- **TASK TO CARRY OUT**
Every record must come back exactly as given.

- **WORKING DATA**
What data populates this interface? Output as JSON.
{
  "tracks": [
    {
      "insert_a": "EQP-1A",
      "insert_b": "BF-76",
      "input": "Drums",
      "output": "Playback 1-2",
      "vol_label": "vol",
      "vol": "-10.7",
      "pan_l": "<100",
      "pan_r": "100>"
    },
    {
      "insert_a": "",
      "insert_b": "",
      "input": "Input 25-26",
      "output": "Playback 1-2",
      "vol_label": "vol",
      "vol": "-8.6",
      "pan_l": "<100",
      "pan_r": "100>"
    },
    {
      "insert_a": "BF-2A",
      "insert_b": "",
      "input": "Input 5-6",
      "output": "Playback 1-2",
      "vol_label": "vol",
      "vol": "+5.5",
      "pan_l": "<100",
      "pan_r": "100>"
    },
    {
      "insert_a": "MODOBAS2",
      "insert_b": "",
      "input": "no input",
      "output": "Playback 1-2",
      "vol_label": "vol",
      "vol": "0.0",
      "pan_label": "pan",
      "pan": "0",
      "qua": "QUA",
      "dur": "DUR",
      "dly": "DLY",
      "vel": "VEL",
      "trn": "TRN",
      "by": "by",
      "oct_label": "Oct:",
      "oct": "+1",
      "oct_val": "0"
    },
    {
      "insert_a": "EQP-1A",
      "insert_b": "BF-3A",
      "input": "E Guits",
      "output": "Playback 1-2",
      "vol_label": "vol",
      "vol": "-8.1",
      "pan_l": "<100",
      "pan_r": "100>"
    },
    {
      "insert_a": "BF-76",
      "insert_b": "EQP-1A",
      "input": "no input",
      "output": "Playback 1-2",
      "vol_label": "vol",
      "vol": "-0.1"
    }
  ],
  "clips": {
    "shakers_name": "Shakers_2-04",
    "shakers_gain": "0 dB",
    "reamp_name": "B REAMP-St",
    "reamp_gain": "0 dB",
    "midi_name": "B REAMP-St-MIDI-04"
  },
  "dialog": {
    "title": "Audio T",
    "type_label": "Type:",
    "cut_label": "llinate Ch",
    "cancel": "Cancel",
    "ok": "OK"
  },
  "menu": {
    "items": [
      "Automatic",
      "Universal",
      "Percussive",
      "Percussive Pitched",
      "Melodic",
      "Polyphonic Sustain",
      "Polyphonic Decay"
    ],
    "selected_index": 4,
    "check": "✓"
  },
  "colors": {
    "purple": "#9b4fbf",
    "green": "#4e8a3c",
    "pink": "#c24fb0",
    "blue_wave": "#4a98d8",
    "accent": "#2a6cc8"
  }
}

- **RESPONSE TO THE TASK**
What data populates this interface? Output as JSON.
{
  "tracks": [
    {
      "insert_a": "EQP-1A",
      "insert_b": "BF-76",
      "input": "Drums",
      "output": "Playback 1-2",
      "vol_label": "vol",
      "vol": "-10.7",
      "pan_l": "<100",
      "pan_r": "100>"
    },
    {
      "insert_a": "",
      "insert_b": "",
      "input": "Input 25-26",
      "output": "Playback 1-2",
      "vol_label": "vol",
      "vol": "-8.6",
      "pan_l": "<100",
      "pan_r": "100>"
    },
    {
      "insert_a": "BF-2A",
      "insert_b": "",
      "input": "Input 5-6",
      "output": "Playback 1-2",
      "vol_label": "vol",
      "vol": "+5.5",
      "pan_l": "<100",
      "pan_r": "100>"
    },
    {
      "insert_a": "MODOBAS2",
      "insert_b": "",
      "input": "no input",
      "output": "Playback 1-2",
      "vol_label": "vol",
      "vol": "0.0",
      "pan_label": "pan",
      "pan": "0",
      "qua": "QUA",
      "dur": "DUR",
      "dly": "DLY",
      "vel": "VEL",
      "trn": "TRN",
      "by": "by",
      "oct_label": "Oct:",
      "oct": "+1",
      "oct_val": "0"
    },
    {
      "insert_a": "EQP-1A",
      "insert_b": "BF-3A",
      "input": "E Guits",
      "output": "Playback 1-2",
      "vol_label": "vol",
      "vol": "-8.1",
      "pan_l": "<100",
      "pan_r": "100>"
    },
    {
      "insert_a": "BF-76",
      "insert_b": "EQP-1A",
      "input": "no input",
      "output": "Playback 1-2",
      "vol_label": "vol",
      "vol": "-0.1"
    }
  ],
  "clips": {
    "shakers_name": "Shakers_2-04",
    "shakers_gain": "0 dB",
    "reamp_name": "B REAMP-St",
    "reamp_gain": "0 dB",
    "midi_name": "B REAMP-St-MIDI-04"
  },
  "dialog": {
    "title": "Audio T",
    "type_label": "Type:",
    "cut_label": "llinate Ch",
    "cancel": "Cancel",
    "ok": "OK"
  },
  "menu": {
    "items": [
      "Automatic",
      "Universal",
      "Percussive",
      "Percussive Pitched",
      "Melodic",
      "Polyphonic Sustain",
      "Polyphonic Decay"
    ],
    "selected_index": 4,
    "check": "✓"
  },
  "colors": {
    "purple": "#9b4fbf",
    "green": "#4e8a3c",
    "pink": "#c24fb0",
    "blue_wave": "#4a98d8",
    "accent": "#2a6cc8"
  }
}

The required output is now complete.